For the basil purée, use the rest of the basil and put them into a mortar. Put about 1/4 tsp of salt and then bash them with the pestle until the leaves collapse and turn into a purée. Add 2 tbsp of olive oil and 1 tsp of balsamic vinegar and stir.
Gently heat the soup in medium heat before serving. Garnish each bowl with croutons and a swirl of basil purée.
I also made parmesan and parsnip bread but I think that will be on the next post! But here’s the yummy preview!
I’m really pressed for time. I’ve so much work to do I barely have time to whine about it. But I’m still managing to blog. Some things are still important, and it’s a good way to focus the mind and arrange the swirling thoughts into some kind of comprehensible pattern. And I’ve been pressed into blogging on this by the water-cress pesto that Tuesy has sent me. I urge her to post the recipe so that you, dear reader, can make pesto for yourself. She’s done the real work (and presumably she got chance to use her new food processor): I just want to show you the lovely dinner I made with the pesto.
All it took was a few slices of halloumi, that king of cheeses (shallow-fry it in a little olive oil, or grill it), rocket and cherry tomatoes. Oh, and pasta, of course. I’ve used tagliatelli, but only because the fuselli in my cupboard looks a bit old. If I had any penne in stock, I’d have used that.
Dead easy, and generous in its delivery of deliciousness.

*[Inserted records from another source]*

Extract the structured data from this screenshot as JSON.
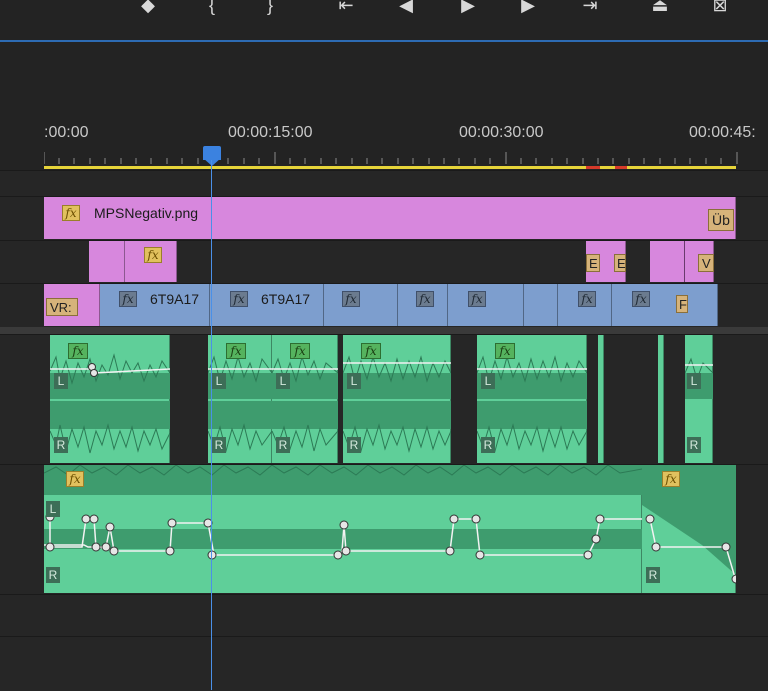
{
  "toolbar": {
    "buttons": [
      {
        "name": "add-marker-icon",
        "glyph": "◆"
      },
      {
        "name": "mark-in-icon",
        "glyph": "{"
      },
      {
        "name": "mark-out-icon",
        "glyph": "}"
      },
      {
        "name": "go-to-in-icon",
        "glyph": "⇤"
      },
      {
        "name": "step-back-icon",
        "glyph": "◀"
      },
      {
        "name": "play-icon",
        "glyph": "▶"
      },
      {
        "name": "step-forward-icon",
        "glyph": "▶"
      },
      {
        "name": "go-to-out-icon",
        "glyph": "⇥"
      },
      {
        "name": "lift-icon",
        "glyph": "⏏"
      },
      {
        "name": "extract-icon",
        "glyph": "⊠"
      }
    ]
  },
  "ruler": {
    "timecodes": [
      ":00:00",
      "00:00:15:00",
      "00:00:30:00",
      "00:00:45:"
    ]
  },
  "tracks": {
    "v3": {
      "clip_name": "MPSNegativ.png",
      "fx_label": "fx",
      "end_badge": "Üb"
    },
    "v2": {
      "fx_label": "fx",
      "badges": [
        "E",
        "E",
        "V"
      ]
    },
    "v1": {
      "left_badge": "VR:",
      "clip_a": "6T9A17",
      "clip_b": "6T9A17",
      "fx_label": "fx",
      "end_badge": "F"
    },
    "a1": {
      "fx_label": "fx",
      "left_channel": "L",
      "right_channel": "R"
    },
    "a2": {
      "fx_label": "fx",
      "left_channel": "L",
      "right_channel": "R"
    }
  },
  "colors": {
    "accent_blue": "#3b82e0",
    "work_area": "#e6d43a",
    "render_red": "#d63a2a",
    "graphics_clip": "#d787dd",
    "video_clip": "#7d9ece",
    "audio_clip": "#5fcf99"
  }
}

So, dear reader (and I hope the use of the singular form of “reader” is not too close to the truth), pester Tuesy with your requests for the pesto recipe, so that you too can pep up your pasty pasta.
I have cooked this recipe so many times before but never for Dan. He asked me to blog the recipe so he can give it a go. I told him to watch me cook it and try to remember it instead 🙂
But because he asked really nicely last night, here goes:
I used: medium onion, sliced
2-4 garlic cloves (I like mine garlic-y), chopped
a tin of chickpeas, drained
a tin of chopped tomatoes
capsicum or peppers
quorn “chicken” style fillets, cubed
2 tbsp of curry paste
coriander, roughly chopped
What I did:
Most of the time, I dry fry my onion with just a bit of salt. I was told that this caramelizes the onion. When the onion is a bit cooked, I add olive oil, a pinch or two of chili flakes, and the garlic.
Add the curry paste. I use Patak’s curry paste. It’s good stuff.
Add the quorn pieces and cook it for about 3-5 mins or just until it’s brown.
Mix the chickpeas and cook for about 2 mins.
Add the capsicum/peppers. I like to add mushrooms, too, but Dan does not like mushrooms. I know, it’s weird.
Add the chopped tomatoes. If it’s still too dry, add some water.